Link to post
Share on other sites
42 minutes ago, Enderman said:

Most AIO pumps are NOT made to be variable speed, and running them at lower voltages can cause damage or completely make them stall.

This is why "pump" headers on newer motherboards exist, they deliver 12V constantly.

If a motherboard has no pump header you need to be very careful plugging the pump into a 3 pin fan header, because the header needs to be set to deliver full 12V and NOT be temperature controlled.

This is why plugging the pump into molex is a better option.

 

Some AIOs like the corsair ones plug directly into sata, so they can run at full speed regardless of what fan header you plug it into or what voltage the fan header is providing, while still providing rpm info through a 3 pin header.

 

Even if the AIO pump fails connected to molex and not the motherboard, the computer will just overheat and shut down.

Same thing would happen if it was plugged into a 3 pin fan header.

There is no special windows notification that alerts you to 0rpm on a fan header, so your PC would still shut down from overheating.

The only advantage is checking the BIOS and seeing the pump rpm at 0 and quickly diagnosing the issue, which could almost just as easily be done by listening for pump noise or seeing the extremely high CPU temps in BIOS.

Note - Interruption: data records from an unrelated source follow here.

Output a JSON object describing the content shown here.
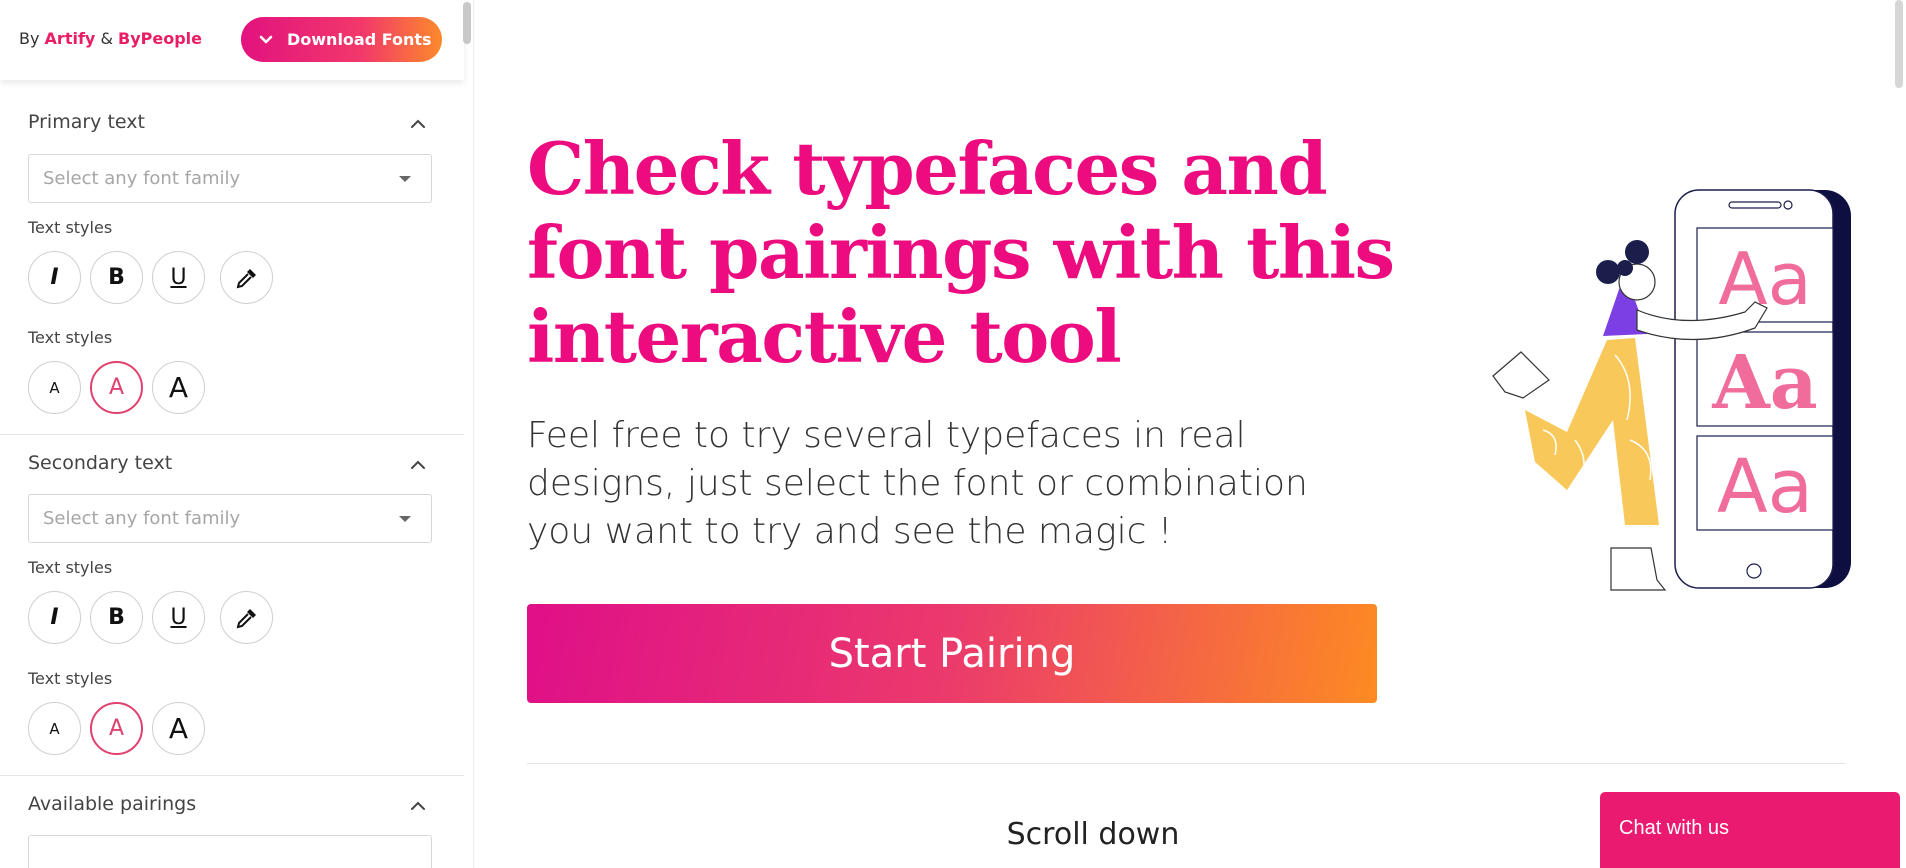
{
  "header": {
    "by_prefix": "By",
    "brand_1": "Artify",
    "ampersand": "&",
    "brand_2": "ByPeople",
    "download_label": "Download Fonts"
  },
  "sidebar": {
    "primary": {
      "title": "Primary text",
      "select_placeholder": "Select any font family",
      "styles_label_1": "Text styles",
      "styles_label_2": "Text styles",
      "format_buttons": [
        "I",
        "B",
        "U"
      ],
      "size_buttons": [
        "A",
        "A",
        "A"
      ]
    },
    "secondary": {
      "title": "Secondary text",
      "select_placeholder": "Select any font family",
      "styles_label_1": "Text styles",
      "styles_label_2": "Text styles",
      "format_buttons": [
        "I",
        "B",
        "U"
      ],
      "size_buttons": [
        "A",
        "A",
        "A"
      ]
    },
    "pairings": {
      "title": "Available pairings"
    }
  },
  "main": {
    "hero_title": "Check typefaces and font pairings with this interactive tool",
    "hero_subtitle": "Feel free to try several typefaces in real designs, just select the font or combination you want to try and see the magic !",
    "start_button": "Start Pairing",
    "scroll_hint": "Scroll down",
    "illustration_text": [
      "Aa",
      "Aa",
      "Aa"
    ]
  },
  "chat": {
    "label": "Chat with us"
  },
  "colors": {
    "accent": "#ec0c7f",
    "orange": "#fd8b22",
    "chat": "#e91a70"
  }
}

You do know there is more to computers then just the os right? I had my previous machine throw an error code during post and refuse to boot when I replaced my 120mm case fans with 200mm ones. The rpm they were running at fell below what the default minimum speed setting in the bios was. The bios assumed they had failed and refused to let the machine boot until I went in and lowered the minimum acceptable speed setting.

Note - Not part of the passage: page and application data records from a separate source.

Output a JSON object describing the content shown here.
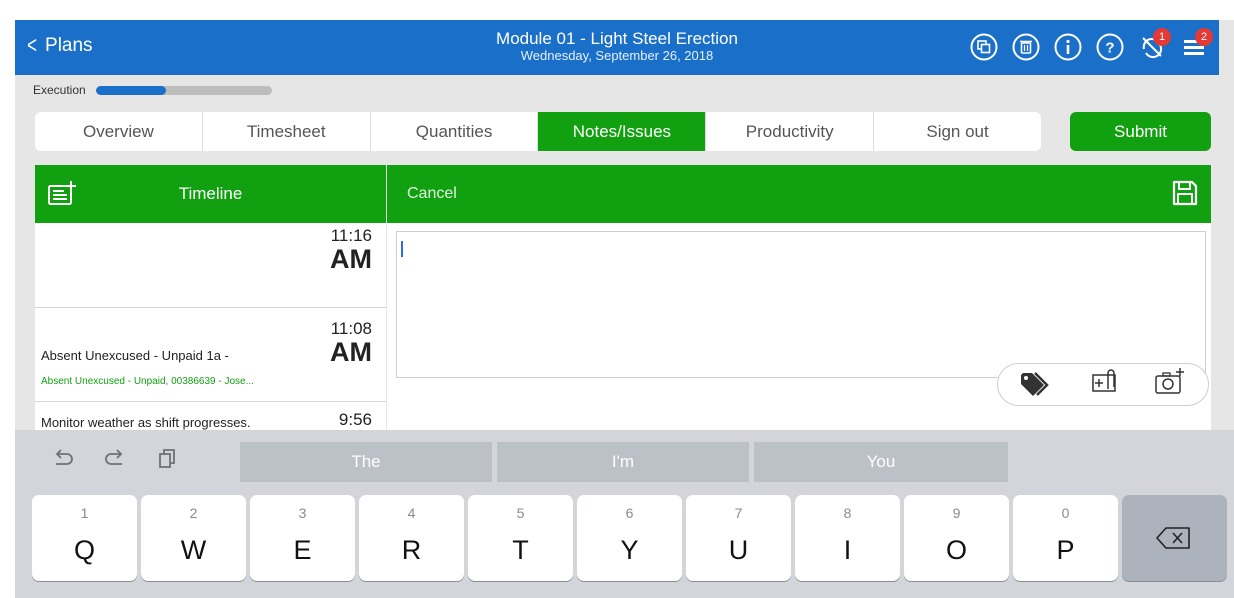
{
  "header": {
    "back_label": "Plans",
    "title": "Module 01 - Light Steel Erection",
    "subtitle": "Wednesday, September 26, 2018",
    "icons": [
      "copy-icon",
      "trash-icon",
      "info-icon",
      "help-icon",
      "sync-off-icon",
      "menu-icon"
    ],
    "badges": {
      "sync": "1",
      "menu": "2"
    }
  },
  "execution": {
    "label": "Execution",
    "progress": 0.4
  },
  "tabs": [
    {
      "label": "Overview"
    },
    {
      "label": "Timesheet"
    },
    {
      "label": "Quantities"
    },
    {
      "label": "Notes/Issues",
      "active": true
    },
    {
      "label": "Productivity"
    },
    {
      "label": "Sign out"
    }
  ],
  "submit_label": "Submit",
  "timeline": {
    "title": "Timeline",
    "items": [
      {
        "text": "",
        "sub": "",
        "time": "11:16",
        "ampm": "AM"
      },
      {
        "text": "Absent Unexcused - Unpaid 1a -",
        "sub": "Absent Unexcused - Unpaid, 00386639 - Jose...",
        "time": "11:08",
        "ampm": "AM"
      },
      {
        "text": "Monitor weather as shift progresses.",
        "sub": "",
        "time": "9:56",
        "ampm": ""
      }
    ]
  },
  "editor": {
    "cancel_label": "Cancel",
    "text": ""
  },
  "keyboard": {
    "suggestions": [
      "The",
      "I'm",
      "You"
    ],
    "row": [
      {
        "num": "1",
        "letter": "Q"
      },
      {
        "num": "2",
        "letter": "W"
      },
      {
        "num": "3",
        "letter": "E"
      },
      {
        "num": "4",
        "letter": "R"
      },
      {
        "num": "5",
        "letter": "T"
      },
      {
        "num": "6",
        "letter": "Y"
      },
      {
        "num": "7",
        "letter": "U"
      },
      {
        "num": "8",
        "letter": "I"
      },
      {
        "num": "9",
        "letter": "O"
      },
      {
        "num": "0",
        "letter": "P"
      }
    ]
  },
  "colors": {
    "blue": "#1a6fc9",
    "green": "#11a110",
    "badge": "#e53935"
  }
}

Link to post
Share on other sites
10 minutes ago, biohazard918 said:

You do know there is more to computers then just the os right? I had my previous machine throw an error code during post and refuse to boot when I replaced my 120mm case fans with 200mm ones. The rpm they were running at fell below what the default minimum speed setting in the bios was. The bios assumed they had failed and refused to let the machine boot until I went in and lowered the minimum acceptable speed setting.

In the video they say that you "won't know if the pump fails" because it's plugged into molex instead of a fan header.

 

Well yeah, you won't know the pump failed regardless of whether it was plugged in to the motherboard or to molex, because the computer will overheat and shut down.

 

So either way you will need to enter BIOS to figure out what is wrong, which will be either seeing the rpm of some fan header at 0 (which is not a really good way of knowing the pump is dead, because most motherboards have many fan headers and not all of them populated, so there are usually many fan headers at 0rpm) or you will see the CPU temperature very high which is a good indication of either a bad mount or a dead pump, which can then be easily determined by listening for pump noise.

 

The only cases where having rpm readout from the pump is useful are:

A) you have a variable speed pump and want to set a specific fan curve

 

B) You have multiple pumps running redundantly as well as some software running to continuously check both pumps are running. This way when one fails the computer doesn't overheat and shut down immediately, and you also get a notification that one of the pumps died.


My sound system costs more than my PC.        Check out my S340 build log "White Heaven"        The "LIGHTCANON" flashlight build log        Project AntiRoll (prototype)        Custom speaker project

Spoiler

Intel i7 4790k | ASUS GTX770 | ASUS Sabertooth Z97 Mark S | Corsair Vengeance Pro 32GB | NZXT S340 | Seasonic Platinum 760 | modded H100i | Ducky ONE White TKL RGB | Logitech MX Master 2S | 2x Samsung 850 Pro 512GB | WD Red 4TB Samsung 58" 4k TV | 2x Behringer NEKKST K8 | BIC Acoustech H-100II | Scarlett 2i4 | 2x AT2020

 

Link to post
Share on other sites

Create an account or sign in to comment

You need to be a member in order to leave a comment

Create an account

Sign up for a new account in our community. It's easy!

Register a new account

Sign in

Already have an account? Sign in here.

Sign In Now


×